Phosphorus, the most critical element in modern agriculture, has been acquired through phosphate mining in Florida for over a century, but Florida’s phosphate is quickly running out. When it is gone, the United States will be dependent on phosphate imports.
A new source of phosphate is discovered in North Florida that could extend America’s phosphate supply. Local land owners are determined to mine it, but environmentalists vow to stop them before they can begin. The environmentalists point to Central Florida, where strip mining for phosphate has polluted water and air for decades.
A county permit is all that stands in the way of the strip mining project. The fight between mineral security and a healthy environment embroils two rural counties in North Florida, where the future of American phosphate mining will be determined by a few public servants.
His short film on human-lion conflict appeared in The Atlantic Selects, a series of short films curated by The Atlantic Magazine.
His feature documentary Posh Corps chronicled the experiences of Peace Corps Volunteers in South Africa as they struggled to be helpful in a rapidly changing country.
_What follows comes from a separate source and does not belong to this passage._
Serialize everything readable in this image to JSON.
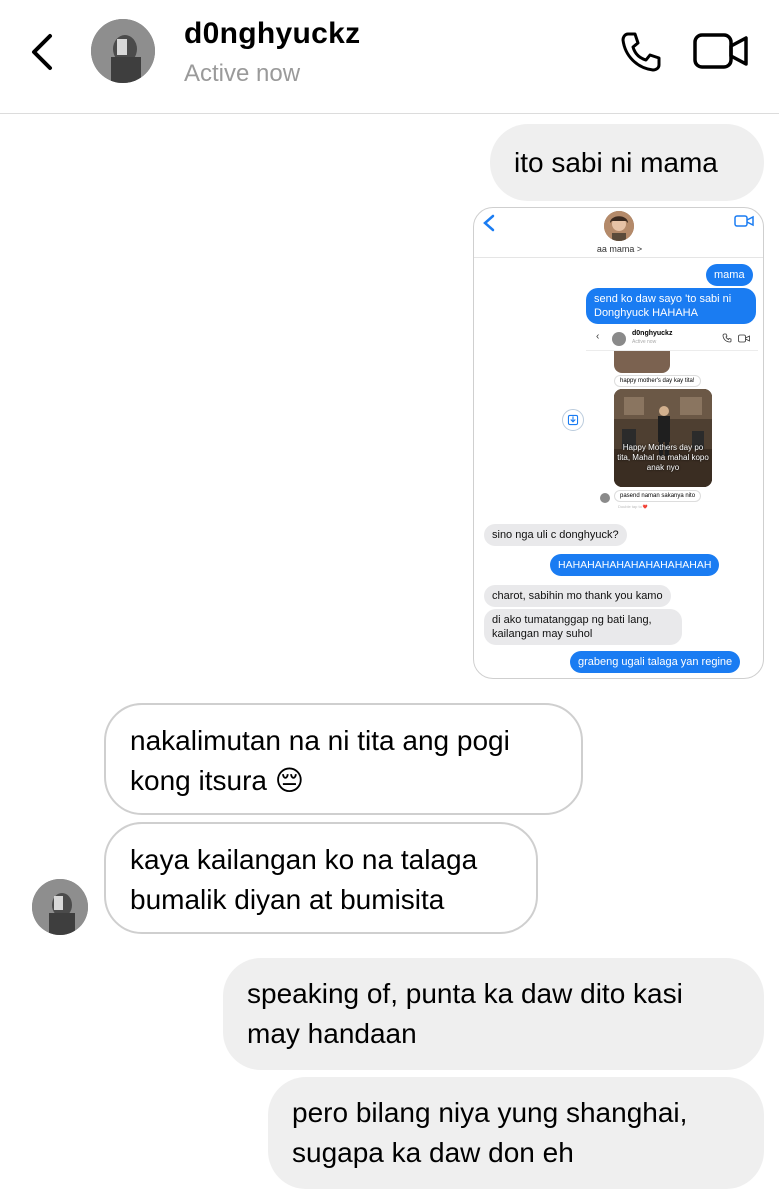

The film screened at universities around the country and at USAID headquarters in Washington D.C. It has become an unofficial guide and for Peace Corps Volunteers around the world.
Alan has produced non-fiction videos in Africa, the Caribbean, and the South Pacific. He has a Masters in Journalism from UC Berkeley's Graduate School of Journalism. He has a Bachelor of Science in Multimedia from the Art Institute of Portland. He also studied media and communications at the University of Auckland in New Zealand.
Laura is a writer from Central Florida. She worked as an environment and education reporter in Pennsylvania and Massachusetts with a special interest in environmental and human rights reporting.
Laura is a metro reporter with the Los Angeles Times. Her work has also appeared in the Tampa Bay Times, the San Francisco Chronicle, the East Bay Express, the Indianapolis Star, the Pittsburgh Post-Gazette, the Orlando Sentinel and others.